Blades of Glory: Lee Brings the Old West to the Ming Dynasty
Hong Kong filmmaker Daniel Lee’s 2010 film, 14 Blades is at last making its way to US soil this summer. It’s been a curiously long wait considering the film plays like a genre hybrid of Western gunslinger cinema and martial arts aesthetics, and Lee has gone on to direct two other features since completing this one. Amassed with bountiful action sequences and handsome visuals, the expertly utilized special effects will be reason enough for genre fans to enjoy the film. But at a running time of nearly two hours and a slim narrative, the film outweighs its welcome for those hoping for a bit more substance.

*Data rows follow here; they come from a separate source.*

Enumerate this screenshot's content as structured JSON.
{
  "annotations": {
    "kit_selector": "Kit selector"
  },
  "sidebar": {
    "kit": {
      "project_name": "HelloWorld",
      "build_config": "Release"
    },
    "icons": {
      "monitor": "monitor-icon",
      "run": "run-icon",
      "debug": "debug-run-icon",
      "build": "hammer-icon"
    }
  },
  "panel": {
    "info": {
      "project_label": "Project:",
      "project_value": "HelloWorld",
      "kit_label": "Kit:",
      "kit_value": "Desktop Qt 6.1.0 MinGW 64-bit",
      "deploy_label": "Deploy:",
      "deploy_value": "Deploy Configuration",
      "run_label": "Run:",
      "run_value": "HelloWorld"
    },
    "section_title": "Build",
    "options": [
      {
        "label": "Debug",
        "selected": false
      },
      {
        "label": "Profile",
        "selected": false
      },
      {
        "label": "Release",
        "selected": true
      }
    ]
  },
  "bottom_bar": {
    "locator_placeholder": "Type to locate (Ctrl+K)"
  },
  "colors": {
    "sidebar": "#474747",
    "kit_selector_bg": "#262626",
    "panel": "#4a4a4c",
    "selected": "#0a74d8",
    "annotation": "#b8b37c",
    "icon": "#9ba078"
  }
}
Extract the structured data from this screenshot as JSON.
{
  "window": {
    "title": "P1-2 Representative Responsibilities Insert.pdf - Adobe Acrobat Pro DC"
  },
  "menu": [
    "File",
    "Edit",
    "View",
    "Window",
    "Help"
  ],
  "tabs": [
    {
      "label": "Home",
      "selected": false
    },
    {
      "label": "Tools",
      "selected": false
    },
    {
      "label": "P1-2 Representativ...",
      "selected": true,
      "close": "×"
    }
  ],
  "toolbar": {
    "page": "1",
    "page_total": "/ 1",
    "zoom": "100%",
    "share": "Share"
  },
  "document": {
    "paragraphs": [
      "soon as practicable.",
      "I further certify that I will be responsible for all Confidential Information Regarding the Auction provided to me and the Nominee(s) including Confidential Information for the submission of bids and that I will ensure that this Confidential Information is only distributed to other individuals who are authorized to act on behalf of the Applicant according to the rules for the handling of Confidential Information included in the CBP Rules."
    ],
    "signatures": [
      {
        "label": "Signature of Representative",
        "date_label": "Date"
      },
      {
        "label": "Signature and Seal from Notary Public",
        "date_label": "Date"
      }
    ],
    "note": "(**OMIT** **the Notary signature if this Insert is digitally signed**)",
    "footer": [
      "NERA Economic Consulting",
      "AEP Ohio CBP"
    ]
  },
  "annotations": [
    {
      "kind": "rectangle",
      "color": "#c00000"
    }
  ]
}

Sometime during the Ming Dynasty, a group of assassin warriors known as the Jinyiwei serve the emperor’s will. It’s explained that the Jinyiwei can either represent a help or a terror to the people if they’re at the disposal of a “fatuous” ruler. One of these warriors is Qinglong (Donnie Yen), and the eponymous weapons are his personal shanks, each having their own specific task. He’s been tasked with keeping the royal seal from falling into the hands of a rebel force led by Prince Qing (Sammo Hung). If the Prince stamps the seal on this sacred scroll, his men will enter the city and the country will be subjected to civil war. But Qinglong is wrongly framed and he is forced to set out alone to uncover the true criminals, but he’s trailed by the formidable warrior, Tou Tou (Kate Tsui). Attempting to cross the border, Qinglong runs into a group of bandits led by Qiao Yong (Wu Ma), who help Qinglong in battle. Instead of paying them back, Qinglong kidnaps Yong’s daughter, Quio Hua (Zhao Wei). While in captivity, she proves to be a beneficial asset to Qinglong, and soon, they have developed a mutual attraction to one another.
If anything, 14 Blades is a star vehicle for Yen, currently in the midst of a popular resurgence, his mysterious Qinglong is a veritable man with no name, his moniker simply a nick name bestowed upon him for the necessity of reference. If his romantic subplot with Zhao Wei (of Stephen Chow’s Shaolin Soccer) is serviceable at best, the actress often seems incorrectly styled for the distinct period piece. Likewise, Kate Tsui’s impressive Tuo Tuo never quite registers as a lethal foe, her presence seeming rather an afterthought that could be trimmed from the film. That said, the fight sequences featuring Tuo Tuo are often the most visually arresting—if only the seemed to serve an additional purpose.
It should be noted that starring as the leader of the bandits is one of the most well-known faces of Hong Kong cinema, Wu Ma. He would appear in nearly twenty additional titles after this (with nearly 250 titles altogether, including over forty of his own directorial efforts) before dying in early 2014. Altogether too simplistic to register as anything more than a template upon which to transpose its excessive and often meticulous fight sequences, 14 Blades will most likely only entertain its core audience of martial arts aficionados. But kudos to anyone who can recall the intended purpose for each blade.